The average tenure in a single home is 10 years, “the highest level we have recorded,” Jessica Lautz, NAR's research director, told the group. That’s up from six years in 2008.
Lautz said homeowners are living in their homes longer, in large part, because they don’t want to sell until property values rise enough to reap them healthy profits.
Another reason: Homeowners who took advantage of ultra-low interest rates to refinance their homes don’t want to give up those good terms by moving into new homes that require new mortgages.
Lautz also noted that the age of the average homebuyer has crept up to 44—higher than in 2010, when the average buyer was 39. And with age often comes money: Today’s buyers’ average household income is $84,500, $10,000 more than in 2010.
The 3 forces that drive housing recovery
The three forces that determine whether real estate has a good year: energy, jobs, and millennials.
That was the message David J. Lynn delivered. The founder and CEO of Lynn Capital Management, Lynn chairs an NAR committee that publishes a Top 10 list of issues affecting real estate. Also on the list: healthcare, globalization, water, capital markets, the housing market, manufacturing, and agriculture.

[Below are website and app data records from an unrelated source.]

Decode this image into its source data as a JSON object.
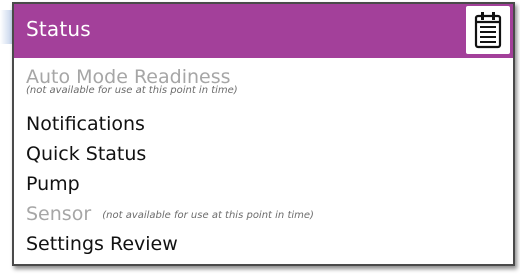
{
  "header": {
    "title": "Status",
    "icon": "notepad-icon",
    "color": "#a3409a"
  },
  "menu": {
    "items": [
      {
        "label": "Auto Mode Readiness",
        "note": "(not available for use at this point in time)",
        "enabled": false
      },
      {
        "label": "Notifications",
        "enabled": true
      },
      {
        "label": "Quick Status",
        "enabled": true
      },
      {
        "label": "Pump",
        "enabled": true
      },
      {
        "label": "Sensor",
        "note": "(not available for use at this point in time)",
        "enabled": false
      },
      {
        "label": "Settings Review",
        "enabled": true
      }
    ]
  }
}
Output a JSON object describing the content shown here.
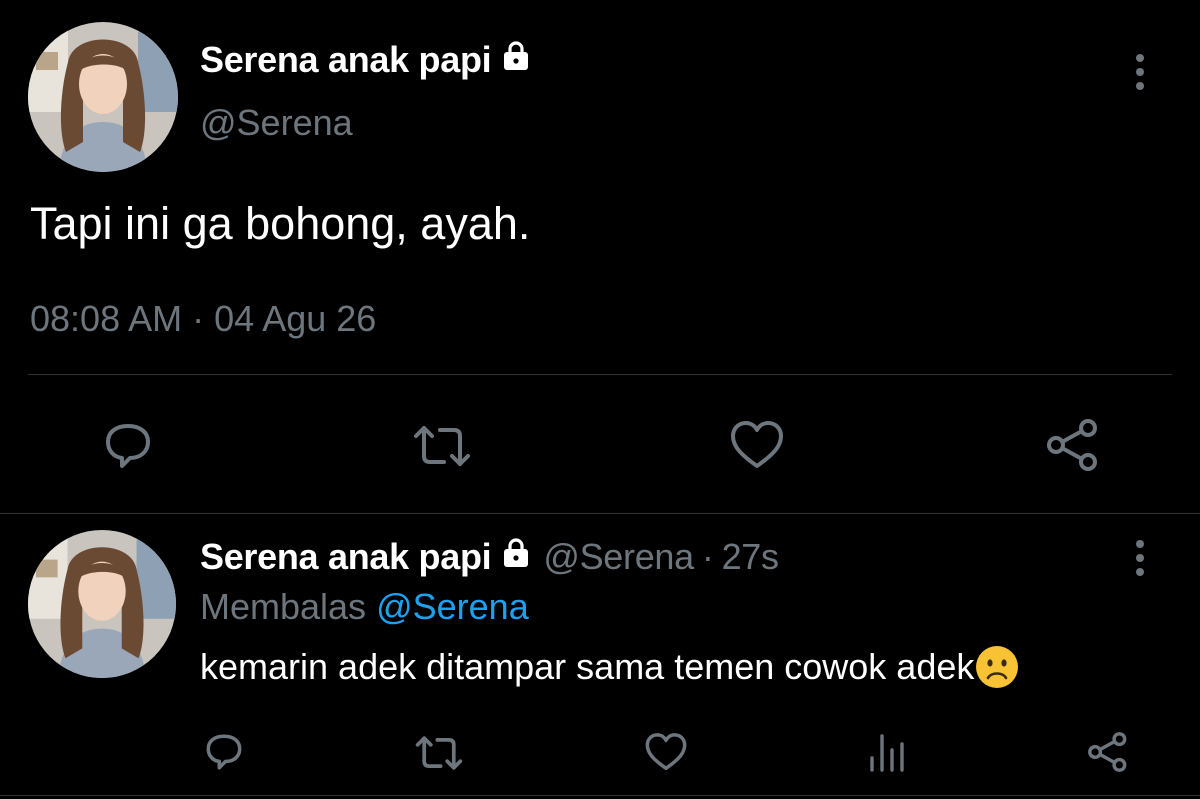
{
  "colors": {
    "background": "#000000",
    "text": "#ffffff",
    "secondary": "#6e767d",
    "accent": "#1da1f2",
    "divider": "#2f3336"
  },
  "main_tweet": {
    "display_name": "Serena anak papi",
    "handle": "@Serena",
    "text": "Tapi ini ga bohong, ayah.",
    "time": "08:08 AM",
    "separator": "·",
    "date": "04 Agu 26",
    "actions": [
      "reply-icon",
      "retweet-icon",
      "like-icon",
      "share-icon"
    ]
  },
  "reply_tweet": {
    "display_name": "Serena anak papi",
    "handle": "@Serena",
    "separator": "·",
    "age": "27s",
    "replying_prefix": "Membalas",
    "replying_to": "@Serena",
    "text": "kemarin adek ditampar sama temen cowok adek",
    "emoji": "frowning-face-emoji",
    "actions": [
      "reply-icon",
      "retweet-icon",
      "like-icon",
      "analytics-icon",
      "share-icon"
    ]
  }
}
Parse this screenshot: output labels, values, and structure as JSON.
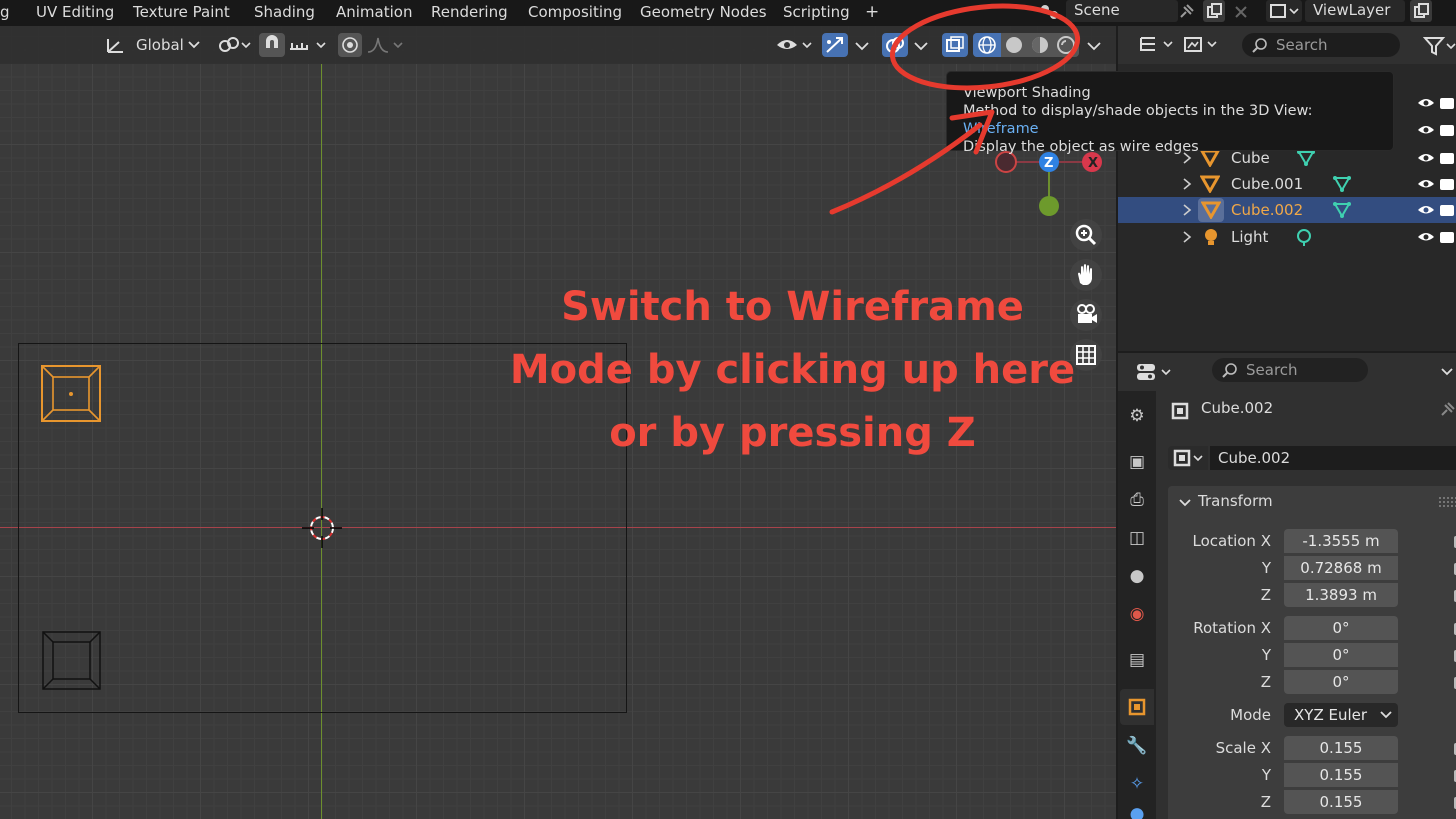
{
  "workspace_tabs": [
    "g",
    "UV Editing",
    "Texture Paint",
    "Shading",
    "Animation",
    "Rendering",
    "Compositing",
    "Geometry Nodes",
    "Scripting"
  ],
  "add_tab": "+",
  "scene": "Scene",
  "view_layer": "ViewLayer",
  "viewport": {
    "orientation": "Global",
    "gizmo_labels": {
      "x": "X",
      "z": "Z"
    }
  },
  "tooltip": {
    "title": "Viewport Shading",
    "line2_prefix": "Method to display/shade objects in the 3D View: ",
    "line2_value": "Wireframe",
    "line3": "Display the object as wire edges"
  },
  "annotation": {
    "line1": "Switch to Wireframe",
    "line2": "Mode  by clicking up here",
    "line3": "or by pressing Z",
    "color": "#f04a3e"
  },
  "outliner": {
    "search_placeholder": "Search",
    "items": [
      {
        "name": "Cube",
        "selected": false
      },
      {
        "name": "Cube.001",
        "selected": false
      },
      {
        "name": "Cube.002",
        "selected": true
      },
      {
        "name": "Light",
        "selected": false
      }
    ]
  },
  "properties": {
    "search_placeholder": "Search",
    "object_name": "Cube.002",
    "data_name": "Cube.002",
    "panel_title": "Transform",
    "location": {
      "label": "Location X",
      "x": "-1.3555 m",
      "y": "0.72868 m",
      "z": "1.3893 m"
    },
    "rotation": {
      "label": "Rotation X",
      "x": "0°",
      "y": "0°",
      "z": "0°"
    },
    "mode": {
      "label": "Mode",
      "value": "XYZ Euler"
    },
    "scale": {
      "label": "Scale X",
      "x": "0.155",
      "y": "0.155",
      "z": "0.155"
    },
    "axis_y": "Y",
    "axis_z": "Z"
  },
  "colors": {
    "accent_blue": "#4772b3",
    "selection": "#334d80",
    "object_orange": "#e8962e",
    "annotation_red": "#f04a3e"
  }
}
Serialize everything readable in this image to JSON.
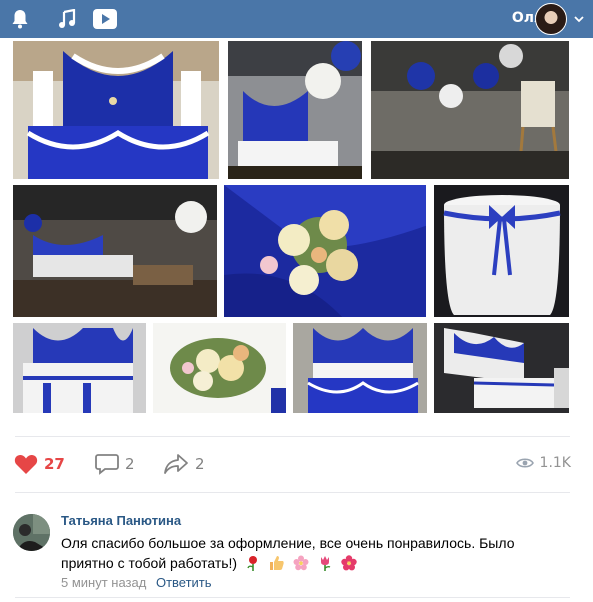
{
  "header": {
    "user_name": "Оля",
    "icons": [
      "bell-icon",
      "music-icon",
      "video-icon",
      "chevron-down-icon"
    ],
    "colors": {
      "bar": "#4a76a8"
    }
  },
  "gallery": {
    "photos": [
      "head-table-blue-drapery",
      "head-table-balloons",
      "seating-chart-stand-balloons",
      "banquet-hall-wide",
      "blue-ribbon-flower-bouquet",
      "round-table-blue-bow",
      "head-table-ribbons",
      "floral-arrangement",
      "head-table-lights",
      "side-view-head-table"
    ]
  },
  "actions": {
    "likes": "27",
    "comments": "2",
    "shares": "2",
    "views": "1.1K",
    "colors": {
      "like": "#e64646",
      "muted": "#828282"
    }
  },
  "comment": {
    "author": "Татьяна Панютина",
    "text": "Оля спасибо большое за оформление, все очень понравилось. Было приятно с тобой работать!)",
    "emoji": [
      "rose-icon",
      "thumbs-up-icon",
      "cherry-blossom-icon",
      "tulip-icon",
      "hibiscus-icon"
    ],
    "time": "5 минут назад",
    "reply_label": "Ответить",
    "colors": {
      "link": "#2a5885"
    }
  }
}
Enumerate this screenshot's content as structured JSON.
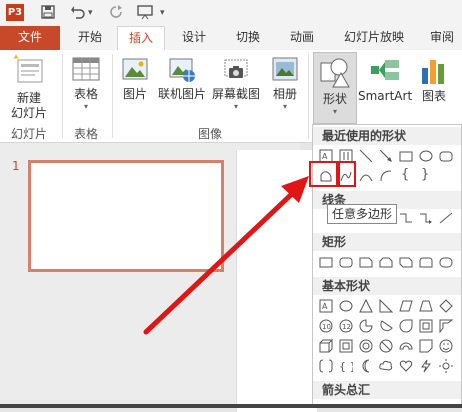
{
  "app": {
    "logo_text": "P3"
  },
  "quick_access": {
    "save_icon": "save-icon",
    "undo_icon": "undo-icon",
    "redo_icon": "redo-icon",
    "present_icon": "present-icon"
  },
  "tabs": [
    {
      "label": "文件"
    },
    {
      "label": "开始"
    },
    {
      "label": "插入"
    },
    {
      "label": "设计"
    },
    {
      "label": "切换"
    },
    {
      "label": "动画"
    },
    {
      "label": "幻灯片放映"
    },
    {
      "label": "审阅"
    }
  ],
  "ribbon": {
    "new_slide": {
      "label1": "新建",
      "label2": "幻灯片"
    },
    "table": {
      "label": "表格"
    },
    "picture": {
      "label": "图片"
    },
    "online_picture": {
      "label": "联机图片"
    },
    "screenshot": {
      "label": "屏幕截图"
    },
    "album": {
      "label": "相册"
    },
    "shapes": {
      "label": "形状"
    },
    "smartart": {
      "label": "SmartArt"
    },
    "chart": {
      "label": "图表"
    },
    "groups": {
      "slides": "幻灯片",
      "tables": "表格",
      "images": "图像"
    }
  },
  "slides": [
    {
      "number": "1"
    }
  ],
  "shapes_menu": {
    "recent": "最近使用的形状",
    "lines": "线条",
    "rectangles": "矩形",
    "basic": "基本形状",
    "arrows": "箭头总汇"
  },
  "tooltip": {
    "text": "任意多边形"
  },
  "colors": {
    "accent": "#c8492a",
    "highlight": "#e01515"
  }
}
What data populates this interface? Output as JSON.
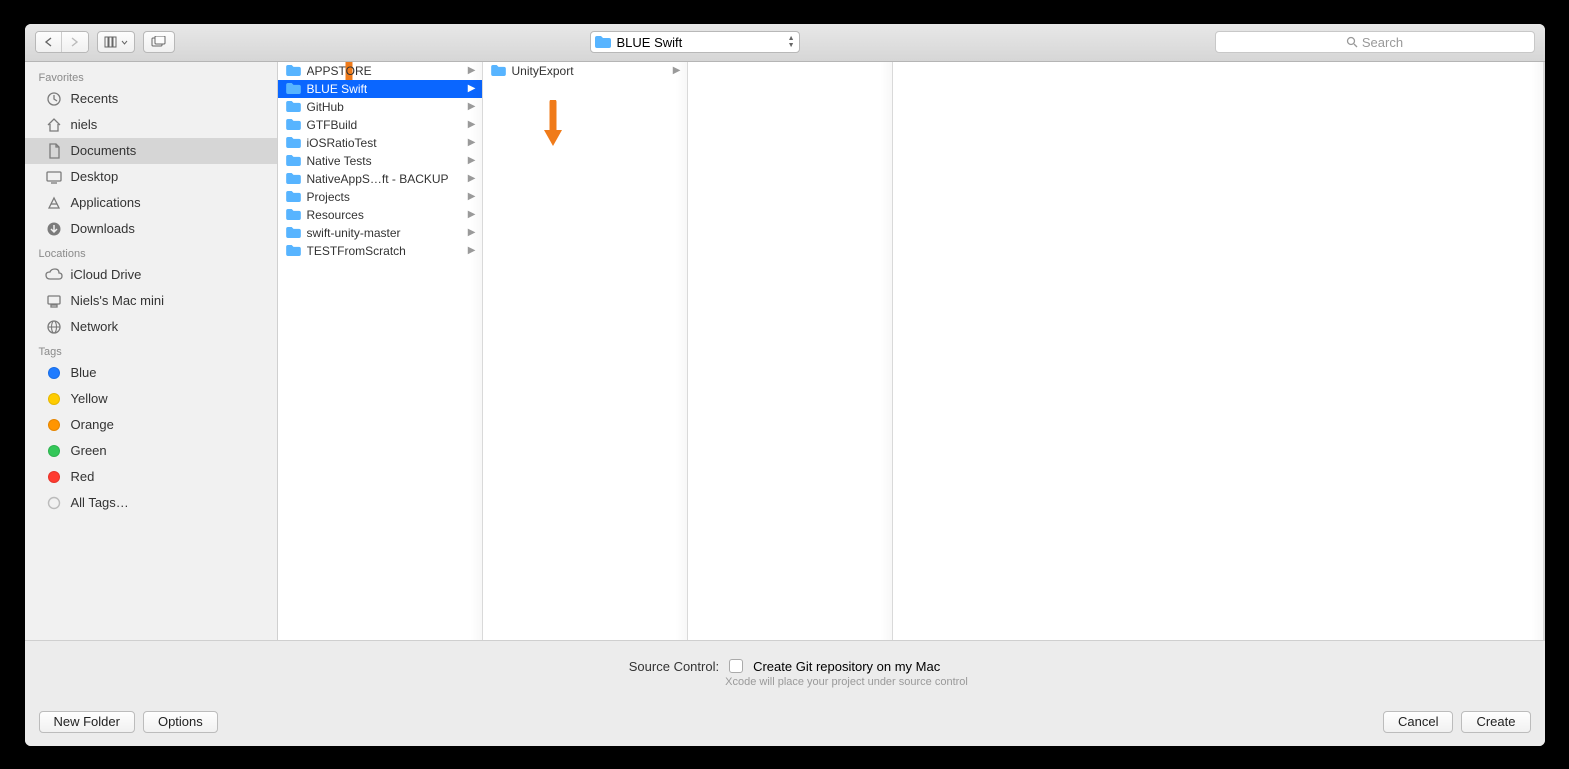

Lynn said when energy costs are low, more manufacturers make products at home, which creates jobs. When people have good jobs, they can buy homes.
Unlike many housing observers, Lynn predicted the natural gas booms in Montana, Wyoming and South Dakota will last for years.
He acknowledge “the sting” that builders are feeling in suburban markets as millennials flock to cities to rent apartments. Still, he said once more young adults, who are delaying marriage and children, tie the knot, the suburban market will rebound.
A call to action
The head of the U.S. Department of Agriculture’s Rural Housing Service called on Realtors to promote government programs that help small town residents buy homes.
Administrator Tony Hernandez said his agency is set to simplify the Single Family Housing Guaranteed Loan Program, which provides 100% financing to homeowners who live in areas of fewer than 10,000 people and who meet credit and income standards.
“There is no shortage of money to help our neighbors,” he told the group. But he said too few rural homeowners take advantage of the assistance, possibly because they don’t know about it. “We need your help. We have to try to find a way to make sure we’re reaching those who need this assistance.”